Compounding frequency and time value You plan to invest $2,000 in an individual
retirement arrangement (IRA) today at a nominal annual rate of 8%, which is expected to apply to all future years.
a. How much will you have in the account at the end of 10 years if interest is compounded
(1) annually, (2) semiannually, (3) daily (assume a 365-day year), and (4) continuously?
b. What is the effective annual rate, EAR, for each compounding period in part a?
c. How much greater will your IRA balance be at the end of 10 years if interest is compounded continuously rather than annually?
d. How does the compounding frequency affect the future value and effective annual rate for a given deposit? Explain in terms of your findings in parts a through c
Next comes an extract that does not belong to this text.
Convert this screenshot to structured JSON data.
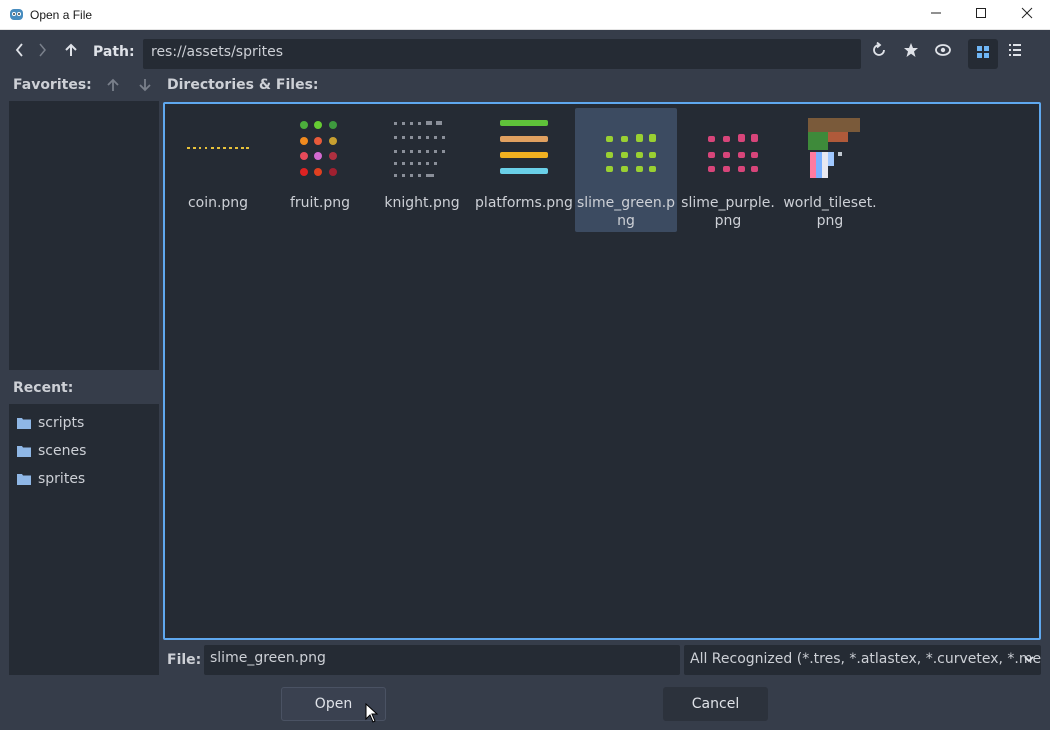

Value of a single amount versus a mixed stream Gina Vitale has just contracted to sell a small parcel of land that she inherited a few years ago. The buyer is willing to pay $24,000 at the closing of the transaction or will pay the amounts shown in the following table at the beginning of each of the next 5 years. Because Gina doesn’t really need the money today, she plans to let it accumulate in an account that earns 7% annual interest. Given her desire to buy a house at the end of 5 years after closing on the sale of the lot, she decides to choose the payment alternative
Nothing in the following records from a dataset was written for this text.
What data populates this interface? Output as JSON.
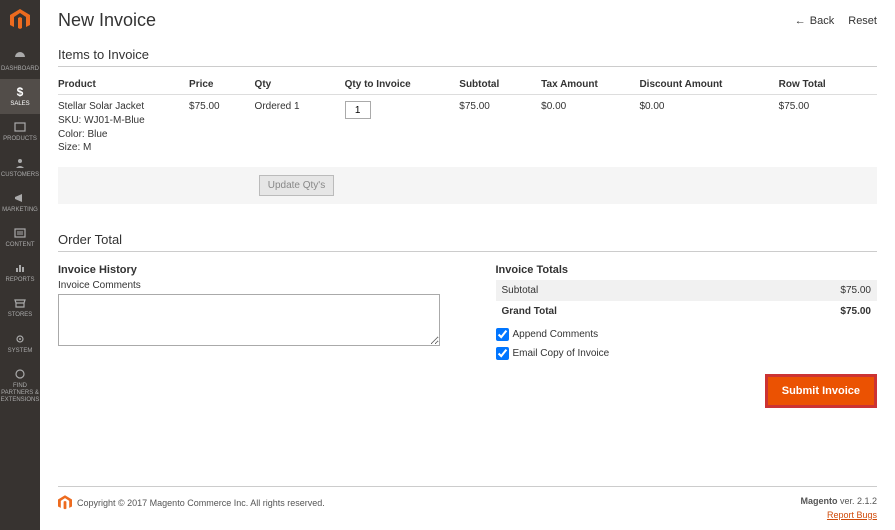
{
  "header": {
    "title": "New Invoice",
    "back": "Back",
    "reset": "Reset"
  },
  "sidebar": {
    "items": [
      {
        "label": "DASHBOARD"
      },
      {
        "label": "SALES"
      },
      {
        "label": "PRODUCTS"
      },
      {
        "label": "CUSTOMERS"
      },
      {
        "label": "MARKETING"
      },
      {
        "label": "CONTENT"
      },
      {
        "label": "REPORTS"
      },
      {
        "label": "STORES"
      },
      {
        "label": "SYSTEM"
      },
      {
        "label": "FIND PARTNERS & EXTENSIONS"
      }
    ]
  },
  "items_section": {
    "title": "Items to Invoice",
    "cols": {
      "product": "Product",
      "price": "Price",
      "qty": "Qty",
      "qty_to_invoice": "Qty to Invoice",
      "subtotal": "Subtotal",
      "tax": "Tax Amount",
      "discount": "Discount Amount",
      "row_total": "Row Total"
    },
    "row": {
      "name": "Stellar Solar Jacket",
      "sku": "SKU: WJ01-M-Blue",
      "color": "Color: Blue",
      "size": "Size: M",
      "price": "$75.00",
      "qty": "Ordered 1",
      "qty_input": "1",
      "subtotal": "$75.00",
      "tax": "$0.00",
      "discount": "$0.00",
      "row_total": "$75.00"
    },
    "update_btn": "Update Qty's"
  },
  "order_total": {
    "title": "Order Total",
    "history_title": "Invoice History",
    "comments_label": "Invoice Comments",
    "totals_title": "Invoice Totals",
    "subtotal_label": "Subtotal",
    "subtotal_val": "$75.00",
    "grand_label": "Grand Total",
    "grand_val": "$75.00",
    "append_comments": "Append Comments",
    "email_copy": "Email Copy of Invoice",
    "submit": "Submit Invoice"
  },
  "footer": {
    "copyright": "Copyright © 2017 Magento Commerce Inc. All rights reserved.",
    "version": "Magento ver. 2.1.2",
    "report": "Report Bugs"
  }
}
$24,000 single amount or the mixed stream of payments in the following table that provides the higher future value at the end of 5 years. Which alternative will she choose?
Retirement planning Hal Thomas, a 25-year-old college graduate, wishes to retire at age 65. To supplement other sources of retirement income, he can deposit $2,000 each year into a tax-deferred individual retirement arrangement (IRA). The IRA will earn a 10% return over the next 40 years
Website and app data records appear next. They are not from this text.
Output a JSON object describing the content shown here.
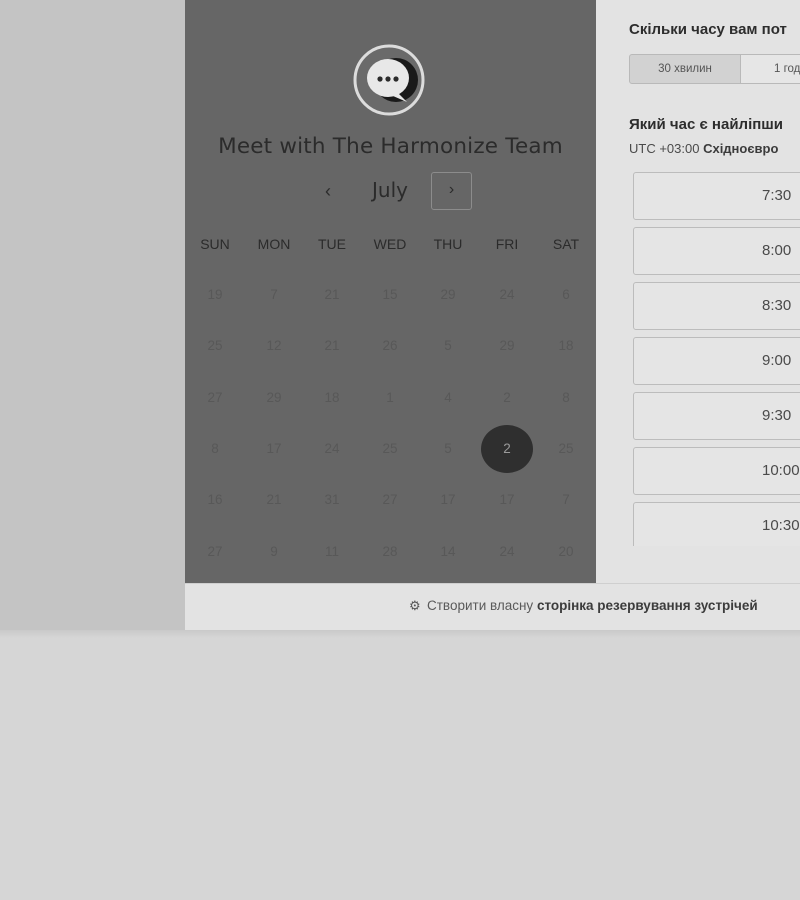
{
  "meeting": {
    "title": "Meet with The Harmonize Team",
    "avatar_icon": "chat-bubble-icon"
  },
  "calendar": {
    "month": "July",
    "prev_icon": "chevron-left-icon",
    "next_icon": "chevron-right-icon",
    "weekdays": [
      "SUN",
      "MON",
      "TUE",
      "WED",
      "THU",
      "FRI",
      "SAT"
    ],
    "weeks": [
      [
        "19",
        "7",
        "21",
        "15",
        "29",
        "24",
        "6"
      ],
      [
        "25",
        "12",
        "21",
        "26",
        "5",
        "29",
        "18"
      ],
      [
        "27",
        "29",
        "18",
        "1",
        "4",
        "2",
        "8"
      ],
      [
        "8",
        "17",
        "24",
        "25",
        "5",
        "2",
        "25"
      ],
      [
        "16",
        "21",
        "31",
        "27",
        "17",
        "17",
        "7"
      ],
      [
        "27",
        "9",
        "11",
        "28",
        "14",
        "24",
        "20"
      ]
    ],
    "selected_day": "2"
  },
  "duration": {
    "question": "Скільки часу вам пот",
    "options": [
      {
        "label": "30 хвилин",
        "selected": true
      },
      {
        "label": "1 год",
        "selected": false
      }
    ]
  },
  "time_slots": {
    "question": "Який час є найліпши",
    "timezone_prefix": "UTC +03:00",
    "timezone_name": "Східноєвро",
    "slots": [
      "7:30",
      "8:00",
      "8:30",
      "9:00",
      "9:30",
      "10:00",
      "10:30"
    ]
  },
  "footer": {
    "icon": "hubspot-sprocket-icon",
    "text_prefix": "Створити власну",
    "text_bold": "сторінка резервування зустрічей"
  },
  "colors": {
    "left_panel": "#666666",
    "right_panel": "#e3e3e3",
    "selected_day_bg": "#2f2f2f"
  }
}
Time value An Iowa state savings bond can be converted to $100 at maturity 6 years from purchase. If the state bonds are to be competitive with U.S. savings bonds, which pay 8% annual interest (compounded annually), at what price must the state sell its bonds? Assume no cash payments on savings bonds prior to redemption.
Time value As part of your financial planning, you wish to purchase a new car
exactly 5 years from today. The car you wish to purchase costs $14,000 today, and
your research indicates that its price will increase by 2% to 4% per year over the next 5 years.
a. Estimate the price of the car at the end of 5 years if inflation is (1) 2% per year and (2) 4% per year.
b. How much more expensive will the car be if the rate of inflation is 4% rather than 2%?
c. Estimate the price of the car if inflation is 2% for the next 2 years and 4% for 3 years after that
Future value calculation Without referring to the preprogrammed function on your financial calculator, use the basic formula for future value along with the given interest rate, r, and the number of periods, n, to calculate the future value of $1 in
each of the cases shown in the following table.